In general, the IGI Migration Directorate requests the extension of detention for an additional period of 5 months to enforce return decisions under escort and the court may grant an extension of detention for this period.

Questions are raised with regard to the effectiveness of judicial review against detention measures, particularly in light of recent case law from the Court of Appeal of Bucharest. In a case concerning a family from Cuba including a child enrolled at kindergarten and a grandmother suffering from thalassemia and hypertension, whose asylum application had been rejected, detained on the basis of a risk of absconding from the voluntary return procedure, the Court briefly concluded on the legality of detention. It dismissed the appellants’ argument on alternatives to detention, stating that these only apply to asylum seekers. The Court also failed to consider the best interests of the child.[10]

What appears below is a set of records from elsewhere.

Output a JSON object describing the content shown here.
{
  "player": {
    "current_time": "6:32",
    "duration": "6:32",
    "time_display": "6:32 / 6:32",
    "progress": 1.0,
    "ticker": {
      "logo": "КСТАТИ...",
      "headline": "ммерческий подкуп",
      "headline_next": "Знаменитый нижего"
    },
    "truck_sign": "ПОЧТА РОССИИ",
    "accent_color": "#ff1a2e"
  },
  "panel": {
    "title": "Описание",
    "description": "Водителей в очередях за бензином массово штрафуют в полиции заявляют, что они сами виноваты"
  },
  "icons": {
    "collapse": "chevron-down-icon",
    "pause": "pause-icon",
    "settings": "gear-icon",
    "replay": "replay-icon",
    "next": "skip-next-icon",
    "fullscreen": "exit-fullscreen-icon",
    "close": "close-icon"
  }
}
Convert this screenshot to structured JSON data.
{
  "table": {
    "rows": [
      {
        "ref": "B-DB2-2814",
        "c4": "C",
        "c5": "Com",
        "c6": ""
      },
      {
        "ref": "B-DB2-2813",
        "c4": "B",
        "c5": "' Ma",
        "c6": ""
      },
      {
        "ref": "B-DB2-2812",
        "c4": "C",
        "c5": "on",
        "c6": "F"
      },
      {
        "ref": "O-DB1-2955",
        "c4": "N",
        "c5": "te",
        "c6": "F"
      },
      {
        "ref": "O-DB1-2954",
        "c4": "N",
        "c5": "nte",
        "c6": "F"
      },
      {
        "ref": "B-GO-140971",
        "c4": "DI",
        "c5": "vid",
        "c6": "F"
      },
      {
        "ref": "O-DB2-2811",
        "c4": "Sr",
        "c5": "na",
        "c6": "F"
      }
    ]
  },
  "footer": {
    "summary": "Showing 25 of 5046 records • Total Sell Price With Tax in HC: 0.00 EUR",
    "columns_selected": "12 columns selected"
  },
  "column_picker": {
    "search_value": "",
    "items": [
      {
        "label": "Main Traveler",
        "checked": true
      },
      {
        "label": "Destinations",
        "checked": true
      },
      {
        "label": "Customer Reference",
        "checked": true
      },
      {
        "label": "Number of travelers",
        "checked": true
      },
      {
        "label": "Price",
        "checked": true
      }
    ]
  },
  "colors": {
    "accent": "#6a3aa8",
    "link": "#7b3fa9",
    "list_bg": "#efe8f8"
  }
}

In the assessment of the IGI Migration Directorate’s request for a two-month extension of detention, however, the Court of Appeal noted that even though detention was not ordered against the minor child, since the centre could not provide adequate conditions for raising and educating a child, it would be contrary to the best interests of the child to maintain the family in detention.[11]

In addition to judicial review upon request and judicial review in case of an extension of the duration of detention, the Aliens Ordinance requires IGI to examine the opportunity to maintain the measure of public custody at intervals of up to 3 months. In the case of families with children, the analysis must be carried out at intervals of up to one month.[12] However, there is no information about this procedure in practice.

 

 

 

[1]        Article 104(3) Aliens Ordinance.

[2]        Information provided by CNRR, 9 December 2019.

[3]        Articles 19^7(7) and 19^14(8) Asylum Act.

[4]        Article 19^16(3) Asylum Act.

[5]        Article 19^14(8) Asylum Act.

[6]        Information provided by the Court of Appeal Timișoara, 21 January 2021.

[7]        Information provided by the Court of Appeal Bucharest, 2 February 2021.

[8]        Information provided by the Court of Appeal Timișoara, 21 January 2021 and by the Court of Appeal Bucharest, 2 February 2021.

[9]        Article 19^14(4) Asylum Act.

[10]       Court of Appeal of Bucharest, Decision 2472/2018, 29 May 2018.

[11]       Court of Appeal of Bucharest, Decision 2767/2018, 13June 2018.

[12]       Article 101(13) Aliens Ordinance.

Table of contents

  • Statistics
  • Overview of the legal framework
  • Overview of the main changes since the first report
  • Asylum Procedure
  • Reception Conditions
  • Detention of Asylum Seekers
  • Content of International Protection
  • ANNEX I – Transposition of the CEAS in national legislation